• Records shown:
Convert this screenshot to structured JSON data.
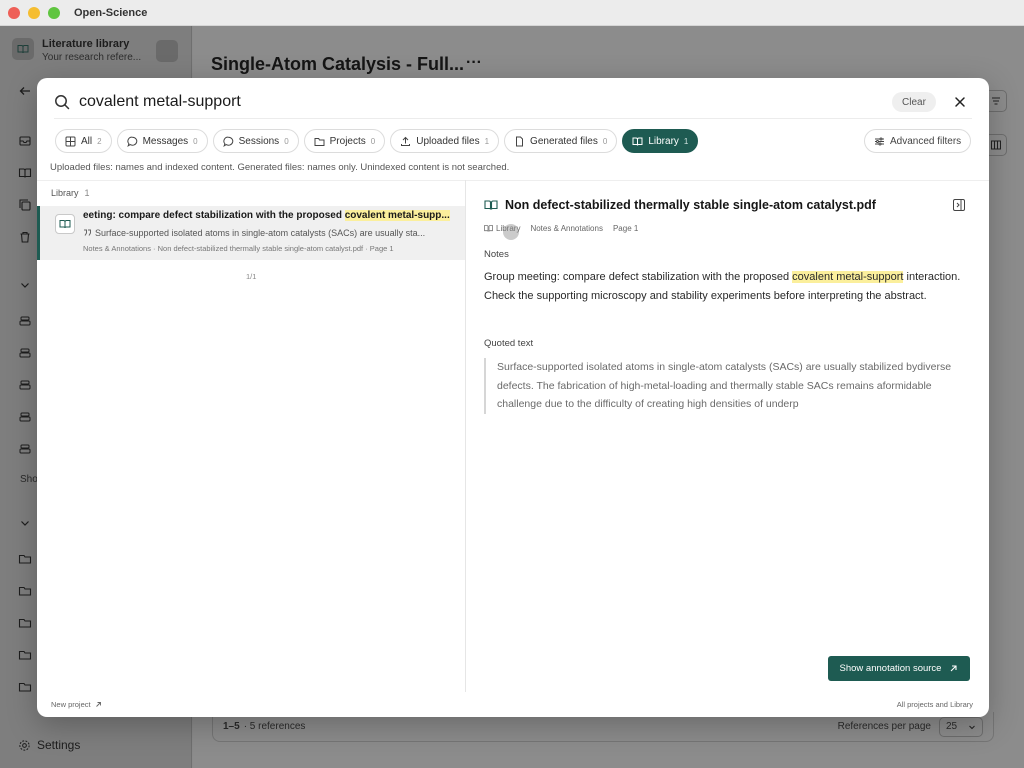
{
  "app": {
    "title": "Open-Science"
  },
  "sidebar": {
    "title": "Literature library",
    "subtitle": "Your research refere...",
    "partial_label": "Sho",
    "settings_label": "Settings"
  },
  "main": {
    "title": "Single-Atom Catalysis - Full...",
    "more_label": "···",
    "footer": {
      "range": "1–5",
      "count": "· 5 references",
      "rpp_label": "References per page",
      "rpp_value": "25"
    }
  },
  "search": {
    "query": "covalent metal-support",
    "clear_label": "Clear",
    "hint": "Uploaded files: names and indexed content. Generated files: names only. Unindexed content is not searched."
  },
  "filters": {
    "chips": [
      {
        "label": "All",
        "count": "2",
        "icon": "grid-icon"
      },
      {
        "label": "Messages",
        "count": "0",
        "icon": "chat-bubble-icon"
      },
      {
        "label": "Sessions",
        "count": "0",
        "icon": "chat-bubble-icon"
      },
      {
        "label": "Projects",
        "count": "0",
        "icon": "folder-icon"
      },
      {
        "label": "Uploaded files",
        "count": "1",
        "icon": "upload-icon"
      },
      {
        "label": "Generated files",
        "count": "0",
        "icon": "file-icon"
      },
      {
        "label": "Library",
        "count": "1",
        "icon": "book-icon"
      }
    ],
    "active": "Library",
    "advanced_label": "Advanced filters"
  },
  "results": {
    "group_label": "Library",
    "group_count": "1",
    "items": [
      {
        "title_prefix": "eeting: compare defect stabilization with the proposed ",
        "title_highlight": "covalent metal-supp...",
        "snippet": "Surface-supported isolated atoms in single-atom catalysts (SACs) are usually sta...",
        "meta": "Notes & Annotations · Non defect-stabilized thermally stable single-atom catalyst.pdf · Page 1"
      }
    ],
    "pager": "1/1"
  },
  "detail": {
    "title": "Non defect-stabilized thermally stable single-atom catalyst.pdf",
    "tags": [
      "Library",
      "Notes & Annotations",
      "Page 1"
    ],
    "notes_label": "Notes",
    "notes_prefix": "Group meeting: compare defect stabilization with the proposed ",
    "notes_highlight": "covalent metal-support",
    "notes_suffix": " interaction. Check the supporting microscopy and stability experiments before interpreting the abstract.",
    "quoted_label": "Quoted text",
    "quoted_text": "Surface-supported isolated atoms in single-atom catalysts (SACs) are usually stabilized bydiverse defects. The fabrication of high-metal-loading and thermally stable SACs remains aformidable challenge due to the difficulty of creating high densities of underp",
    "show_source_label": "Show annotation source"
  },
  "modal_footer": {
    "left": "New project",
    "right": "All projects and Library"
  },
  "colors": {
    "accent": "#1e5b52",
    "highlight": "#fbef9c"
  }
}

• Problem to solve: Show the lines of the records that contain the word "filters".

• Exercise answer:
  "filters": {
    "advanced_label": "Advanced filters"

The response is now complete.